SUPPLIED DATA Start Marker

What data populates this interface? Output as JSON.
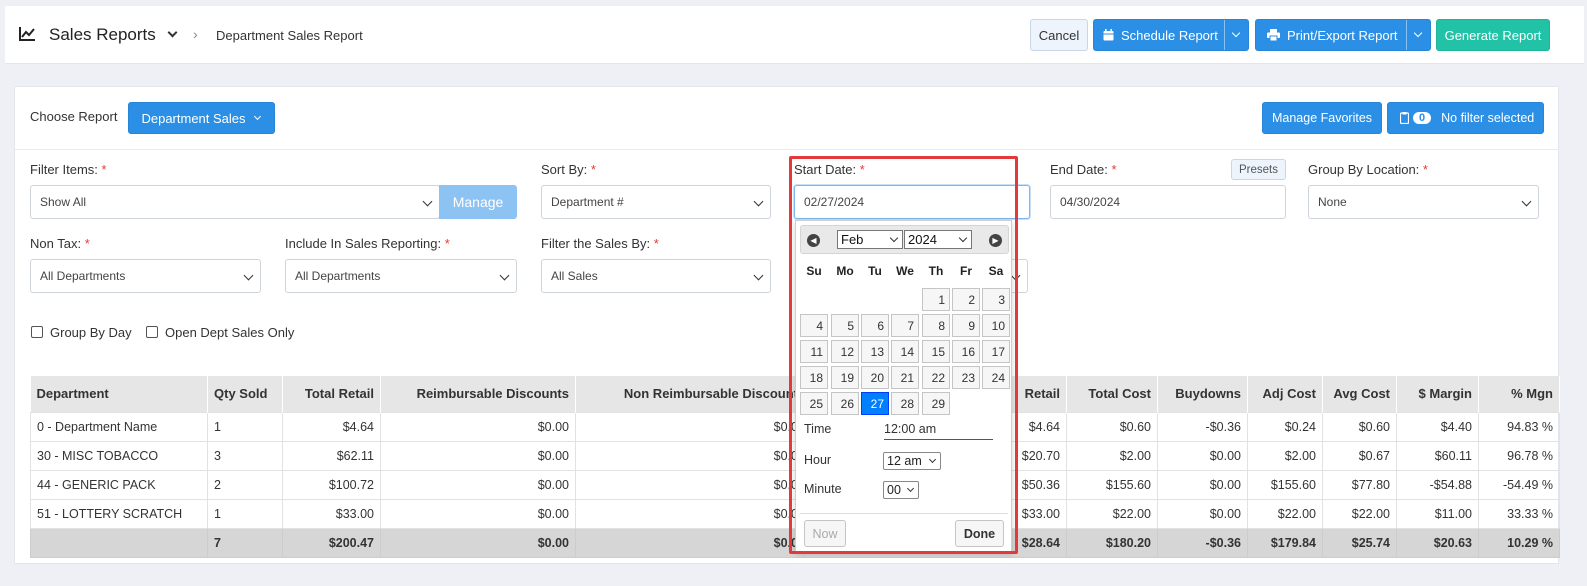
{
  "header": {
    "title": "Sales Reports",
    "breadcrumb": "Department Sales Report",
    "cancel_label": "Cancel",
    "schedule_label": "Schedule Report",
    "print_label": "Print/Export Report",
    "generate_label": "Generate Report"
  },
  "toolbar": {
    "choose_report_label": "Choose Report",
    "report_value": "Department Sales",
    "manage_favorites_label": "Manage Favorites",
    "filter_count": "0",
    "filter_status": "No filter selected"
  },
  "filters": {
    "filter_items_label": "Filter Items:",
    "filter_items_value": "Show All",
    "manage_label": "Manage",
    "sort_by_label": "Sort By:",
    "sort_by_value": "Department #",
    "start_date_label": "Start Date:",
    "start_date_value": "02/27/2024",
    "end_date_label": "End Date:",
    "end_date_value": "04/30/2024",
    "presets_label": "Presets",
    "group_by_location_label": "Group By Location:",
    "group_by_location_value": "None",
    "non_tax_label": "Non Tax:",
    "non_tax_value": "All Departments",
    "include_label": "Include In Sales Reporting:",
    "include_value": "All Departments",
    "filter_sales_label": "Filter the Sales By:",
    "filter_sales_value": "All Sales",
    "group_by_day_label": "Group By Day",
    "open_dept_label": "Open Dept Sales Only",
    "required_mark": "*"
  },
  "table": {
    "headers": [
      "Department",
      "Qty Sold",
      "Total Retail",
      "Reimbursable Discounts",
      "Non Reimbursable Discount",
      "Retail",
      "Total Cost",
      "Buydowns",
      "Adj Cost",
      "Avg Cost",
      "$ Margin",
      "% Mgn"
    ],
    "rows": [
      [
        "0 - Department Name",
        "1",
        "$4.64",
        "$0.00",
        "$0.0",
        "$4.64",
        "$0.60",
        "-$0.36",
        "$0.24",
        "$0.60",
        "$4.40",
        "94.83 %"
      ],
      [
        "30 - MISC TOBACCO",
        "3",
        "$62.11",
        "$0.00",
        "$0.0",
        "$20.70",
        "$2.00",
        "$0.00",
        "$2.00",
        "$0.67",
        "$60.11",
        "96.78 %"
      ],
      [
        "44 - GENERIC PACK",
        "2",
        "$100.72",
        "$0.00",
        "$0.0",
        "$50.36",
        "$155.60",
        "$0.00",
        "$155.60",
        "$77.80",
        "-$54.88",
        "-54.49 %"
      ],
      [
        "51 - LOTTERY SCRATCH",
        "1",
        "$33.00",
        "$0.00",
        "$0.0",
        "$33.00",
        "$22.00",
        "$0.00",
        "$22.00",
        "$22.00",
        "$11.00",
        "33.33 %"
      ]
    ],
    "totals": [
      "",
      "7",
      "$200.47",
      "$0.00",
      "$0.0",
      "$28.64",
      "$180.20",
      "-$0.36",
      "$179.84",
      "$25.74",
      "$20.63",
      "10.29 %"
    ]
  },
  "datepicker": {
    "month": "Feb",
    "year": "2024",
    "weekdays": [
      "Su",
      "Mo",
      "Tu",
      "We",
      "Th",
      "Fr",
      "Sa"
    ],
    "days": [
      "1",
      "2",
      "3",
      "4",
      "5",
      "6",
      "7",
      "8",
      "9",
      "10",
      "11",
      "12",
      "13",
      "14",
      "15",
      "16",
      "17",
      "18",
      "19",
      "20",
      "21",
      "22",
      "23",
      "24",
      "25",
      "26",
      "27",
      "28",
      "29"
    ],
    "selected_day": "27",
    "time_label": "Time",
    "time_value": "12:00 am",
    "hour_label": "Hour",
    "hour_value": "12 am",
    "minute_label": "Minute",
    "minute_value": "00",
    "now_label": "Now",
    "done_label": "Done"
  },
  "colors": {
    "primary": "#2b8fe6",
    "accent": "#21c2a6",
    "link": "#2a88c8",
    "required": "#e53935",
    "highlight": "#e23a3a",
    "selected_day": "#007fff"
  }
}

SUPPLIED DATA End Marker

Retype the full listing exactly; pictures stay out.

RESULT FOR THIS EXERCISE »
What data populates this interface? Output as JSON.
{
  "header": {
    "title": "Sales Reports",
    "breadcrumb": "Department Sales Report",
    "cancel_label": "Cancel",
    "schedule_label": "Schedule Report",
    "print_label": "Print/Export Report",
    "generate_label": "Generate Report"
  },
  "toolbar": {
    "choose_report_label": "Choose Report",
    "report_value": "Department Sales",
    "manage_favorites_label": "Manage Favorites",
    "filter_count": "0",
    "filter_status": "No filter selected"
  },
  "filters": {
    "filter_items_label": "Filter Items:",
    "filter_items_value": "Show All",
    "manage_label": "Manage",
    "sort_by_label": "Sort By:",
    "sort_by_value": "Department #",
    "start_date_label": "Start Date:",
    "start_date_value": "02/27/2024",
    "end_date_label": "End Date:",
    "end_date_value": "04/30/2024",
    "presets_label": "Presets",
    "group_by_location_label": "Group By Location:",
    "group_by_location_value": "None",
    "non_tax_label": "Non Tax:",
    "non_tax_value": "All Departments",
    "include_label": "Include In Sales Reporting:",
    "include_value": "All Departments",
    "filter_sales_label": "Filter the Sales By:",
    "filter_sales_value": "All Sales",
    "group_by_day_label": "Group By Day",
    "open_dept_label": "Open Dept Sales Only",
    "required_mark": "*"
  },
  "table": {
    "headers": [
      "Department",
      "Qty Sold",
      "Total Retail",
      "Reimbursable Discounts",
      "Non Reimbursable Discount",
      "Retail",
      "Total Cost",
      "Buydowns",
      "Adj Cost",
      "Avg Cost",
      "$ Margin",
      "% Mgn"
    ],
    "rows": [
      [
        "0 - Department Name",
        "1",
        "$4.64",
        "$0.00",
        "$0.0",
        "$4.64",
        "$0.60",
        "-$0.36",
        "$0.24",
        "$0.60",
        "$4.40",
        "94.83 %"
      ],
      [
        "30 - MISC TOBACCO",
        "3",
        "$62.11",
        "$0.00",
        "$0.0",
        "$20.70",
        "$2.00",
        "$0.00",
        "$2.00",
        "$0.67",
        "$60.11",
        "96.78 %"
      ],
      [
        "44 - GENERIC PACK",
        "2",
        "$100.72",
        "$0.00",
        "$0.0",
        "$50.36",
        "$155.60",
        "$0.00",
        "$155.60",
        "$77.80",
        "-$54.88",
        "-54.49 %"
      ],
      [
        "51 - LOTTERY SCRATCH",
        "1",
        "$33.00",
        "$0.00",
        "$0.0",
        "$33.00",
        "$22.00",
        "$0.00",
        "$22.00",
        "$22.00",
        "$11.00",
        "33.33 %"
      ]
    ],
    "totals": [
      "",
      "7",
      "$200.47",
      "$0.00",
      "$0.0",
      "$28.64",
      "$180.20",
      "-$0.36",
      "$179.84",
      "$25.74",
      "$20.63",
      "10.29 %"
    ]
  },
  "datepicker": {
    "month": "Feb",
    "year": "2024",
    "weekdays": [
      "Su",
      "Mo",
      "Tu",
      "We",
      "Th",
      "Fr",
      "Sa"
    ],
    "days": [
      "1",
      "2",
      "3",
      "4",
      "5",
      "6",
      "7",
      "8",
      "9",
      "10",
      "11",
      "12",
      "13",
      "14",
      "15",
      "16",
      "17",
      "18",
      "19",
      "20",
      "21",
      "22",
      "23",
      "24",
      "25",
      "26",
      "27",
      "28",
      "29"
    ],
    "selected_day": "27",
    "time_label": "Time",
    "time_value": "12:00 am",
    "hour_label": "Hour",
    "hour_value": "12 am",
    "minute_label": "Minute",
    "minute_value": "00",
    "now_label": "Now",
    "done_label": "Done"
  },
  "colors": {
    "primary": "#2b8fe6",
    "accent": "#21c2a6",
    "link": "#2a88c8",
    "required": "#e53935",
    "highlight": "#e23a3a",
    "selected_day": "#007fff"
  }
}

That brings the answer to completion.